  7. Hearing, Speech, & Language Hearing Loss Hearing Loss in Babies According to The National Institutes of Health, nearly 12,000 babies are born each year in the United States with a hearing impairment. It is estimated that serious hearing loss occurs in about one to three of every 1,000 healthy newborns, and in two to four of every 100 babies in newborn intensive care units. Most hearing loss is congenital (present at birth), but some babies develop hearing loss after they are born. Hearing loss is more likely in premature babies and babies with respiratory problems who have required long-term use of breathing machines, those with previous infections, and those taking certain medications. http://www.vitals.com/doctors/Dr_Daniel_Samadi/profile

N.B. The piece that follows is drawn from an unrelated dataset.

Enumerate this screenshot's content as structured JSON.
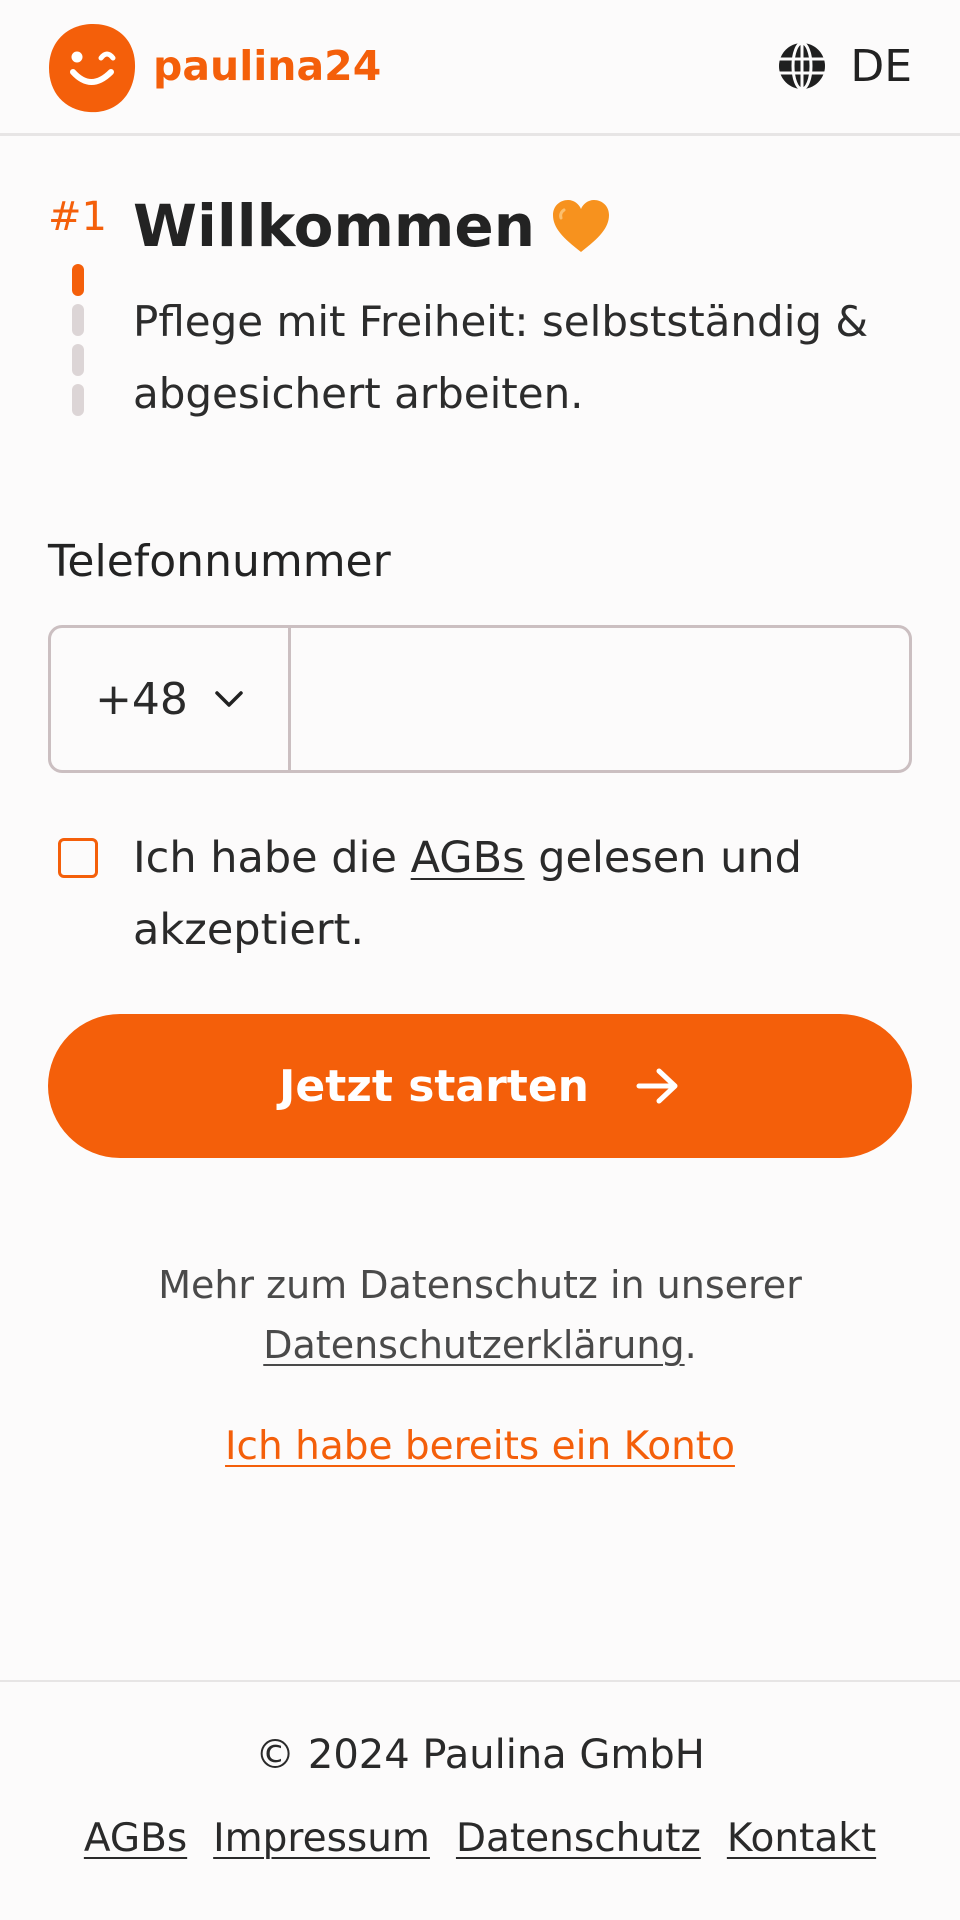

  8. Different Types of Hearing Loss Hearing loss can be categorized by many different types. Two main types of hearing loss are: Sensorineural hearing loss - involves loss of function within the inner ear or with the connection to the brain. Conductive hearing loss - involves a problem in the outer or middle ear in which sound waves are not sent to the inner ear correctly. Conductive hearing loss is the most common type of hearing loss in children and is usually acquired. Both of these types of hearing loss can be congenital (present at birth) or acquired later in life. Learn more on http://entforchildren.com/hearing-speech-language-hearing-loss/different-types-of-hearing-loss/. http://www.vitals.com/doctors/Dr_Daniel_Samadi/profile

  9. Different Types of Hearing Loss: Sensorineural hearing loss • Sensorineural hearing loss is caused by: • Congenital factors (conditions present at birth): • Infection by the mother with toxoplasmosis, rubella, cytomegalovirus, herpes, or syphilis • Genetic factors and syndromes the child has at birth • Low birthweight • Hereditary – in the family • Acquired factors (occurred after birth): • Loud noise exposure • Trauma • Infections • Damage from certain medications that can be harmful to the ears http://www.vitals.com/doctors/Dr_Daniel_Samadi/profile

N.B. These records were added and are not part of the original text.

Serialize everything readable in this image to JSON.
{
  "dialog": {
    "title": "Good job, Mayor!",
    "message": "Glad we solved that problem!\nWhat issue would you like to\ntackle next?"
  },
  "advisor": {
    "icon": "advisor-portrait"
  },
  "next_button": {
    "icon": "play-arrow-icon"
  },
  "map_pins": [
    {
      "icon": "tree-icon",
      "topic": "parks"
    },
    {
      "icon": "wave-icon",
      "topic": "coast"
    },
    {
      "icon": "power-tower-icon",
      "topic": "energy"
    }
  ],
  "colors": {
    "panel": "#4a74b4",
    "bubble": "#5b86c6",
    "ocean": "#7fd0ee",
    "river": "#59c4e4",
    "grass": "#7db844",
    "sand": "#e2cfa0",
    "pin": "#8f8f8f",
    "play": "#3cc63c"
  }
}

  10. Different Types of Hearing Loss: Conductive hearing loss • Conductive hearing loss is caused by: • Congenital factors (conditions present at birth): • Anomalies of the auricle (the outside of the ear) • Anomalies of the tympanic membrane (eardrum) • Anomalies of the external ear canal • Anomalies of the ossicles (the three tiny bones that deliver the sound waves to the middle ear) • Acquired factors (occurred after birth): • Excessive wax • Foreign bodies in the ear canal, such as beads or popcorn kernels • Tumors of the middle ear • Problems with the eustachian tube • Ear infections, such as otitis media • Chronic ear infections with fluid in the middle ear • Perforation of the eardrum http://www.vitals.com/doctors/Dr_Daniel_Samadi/profile

  11. Hearing Loss Read more by visiting the following sites: Hearing tests Management of hearing loss Hearing loss in babies Other hearing, speech, & language resources http://www.vitals.com/doctors/Dr_Daniel_Samadi/profile

  12. More information • ENT for Children (Dr. Daniel Samadi) • 10 Forest Ave, Suite 100 • Paramus, NJ 07652 • Phone: (201) 996-1505 • Fax: (201) 996-1605 • Email: dsamadi@entforchildren.com or rbraun@entforchildren.com • Website: www.entforchildren.com http://www.vitals.com/doctors/Dr_Daniel_Samadi/profile